The problem for Purdue here is that, like Saint Mary’s, so much of what they get offensively comes out of the sets and actions they run. Put another way, Matt Painter doesn’t have all that many guys on his roster that can efficiently create for themselves in isolation. That includes Carsen Edwards, who is a tough-shot taker but, in the last month, has not exactly been a tough-shot maker.

The other part of this that makes me lean towards Villanova is that Villanova shoots more than 53 percent of their field goal attempts from three, and Purdue has not made running teams off the three-point line a priority this year.
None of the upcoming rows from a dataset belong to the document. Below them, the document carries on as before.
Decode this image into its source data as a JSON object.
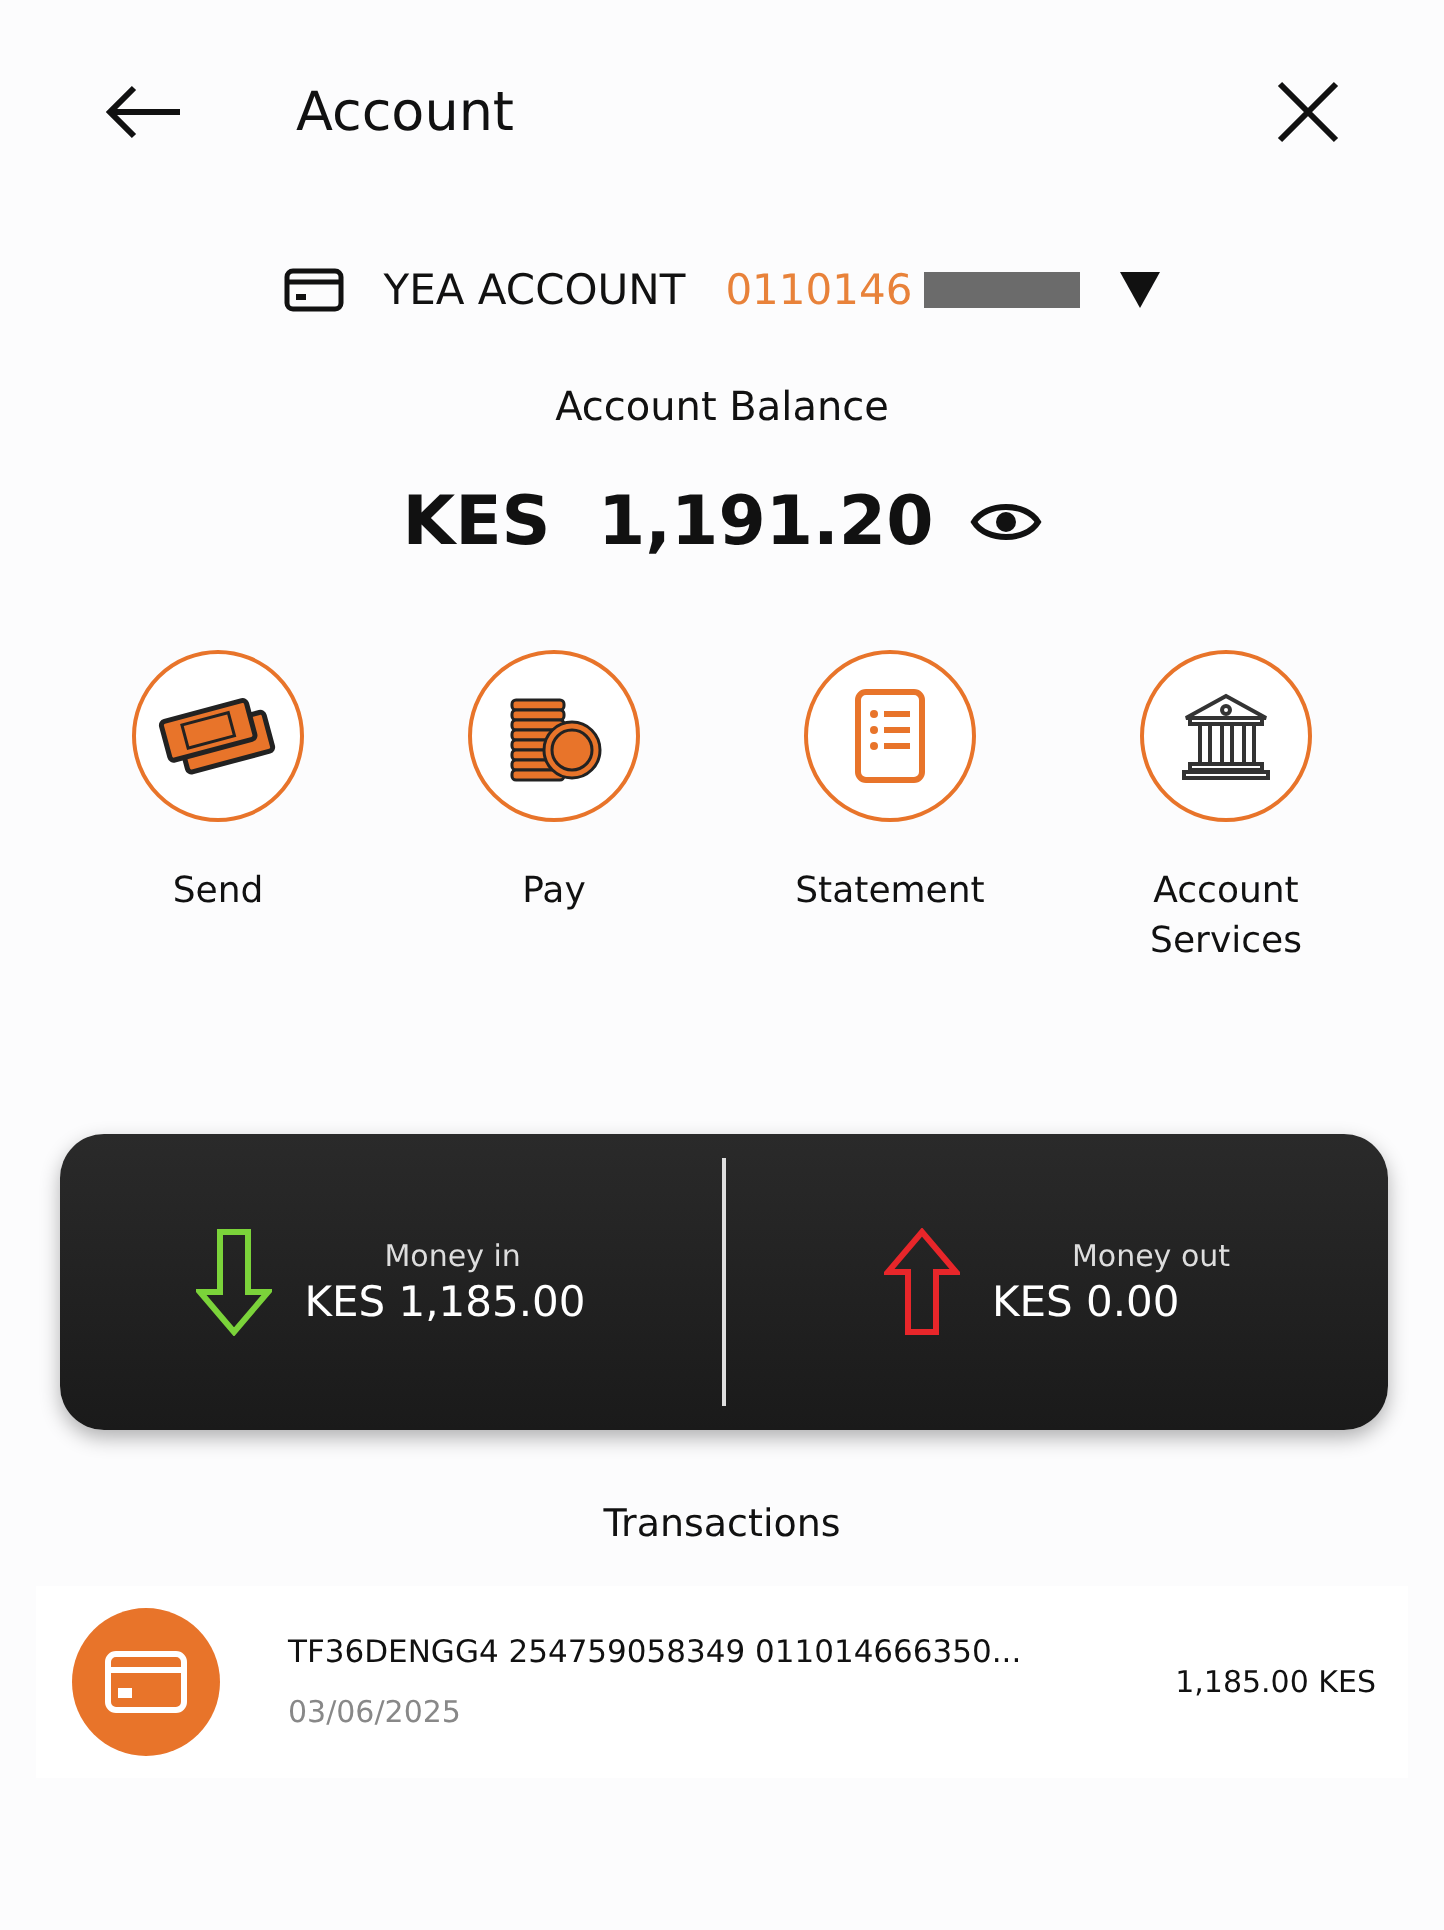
{
  "header": {
    "title": "Account"
  },
  "account": {
    "name": "YEA ACCOUNT",
    "number": "0110146"
  },
  "balance": {
    "label": "Account Balance",
    "currency": "KES",
    "amount": "1,191.20"
  },
  "actions": [
    {
      "kind": "money",
      "label": "Send"
    },
    {
      "kind": "coins",
      "label": "Pay"
    },
    {
      "kind": "document",
      "label": "Statement"
    },
    {
      "kind": "bank",
      "label": "Account Services"
    }
  ],
  "summary": [
    {
      "kind": "in",
      "label": "Money in",
      "value": "KES 1,185.00"
    },
    {
      "kind": "out",
      "label": "Money out",
      "value": "KES 0.00"
    }
  ],
  "transactions_title": "Transactions",
  "transactions": [
    {
      "description": "TF36DENGG4 254759058349 011014666350...",
      "date": "03/06/2025",
      "amount": "1,185.00 KES"
    }
  ]
}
PICK: If you are going to give me the defending national champs plus the points, I’ll take it. Villanova, if you’re tracking at home, has won 24 straight neutral court games. They win in knockout settings.

9:40 p.m.: No. 4 Kansas vs. No. 5 Auburn, TBS

  • LINE: PK
  • TOTAL: 147.5
  • IMPLIED SCORE: Kansas 73.75, Auburn 73.75
  • KENPOM: Auburn 75, Kansas 74

This is tough because Auburn is just so up-and-down while Kansas has looked downright bad for the last month until they faced Northeastern and suddenly turned into Kansas again.

What Auburn wants to do is to is to turn defense into offense. They are going to gamble — for steals, for blocks, for leak-outs — and look to get quick threes in transition once they get possession. For 33 minutes, it worked against New Mexico State. Twice in the last two weeks it worked for 40 minutes against Tennessee. Kansas has been turnover prone this season, particularly their ball-handlers, but they have cleaned that up in recent weeks. Devon Dotson, for example, had a turnover rate higher than 20 percent entering the Big 12 tournament and has committed just three turnovers in the last four games.

PICK: The matchup is going to get won based on how well Kansas protects the ball and how well they defend in transition — they finished the year in the 51st percentile nationally. It’s worth nothing that the Jayhawks struggled with West Virginia once this season but handled them easily on two different occasions in the last three weeks.

I think I will probably stay away, personally, but when it comes down to it, I think Auburn is the better team with the better players.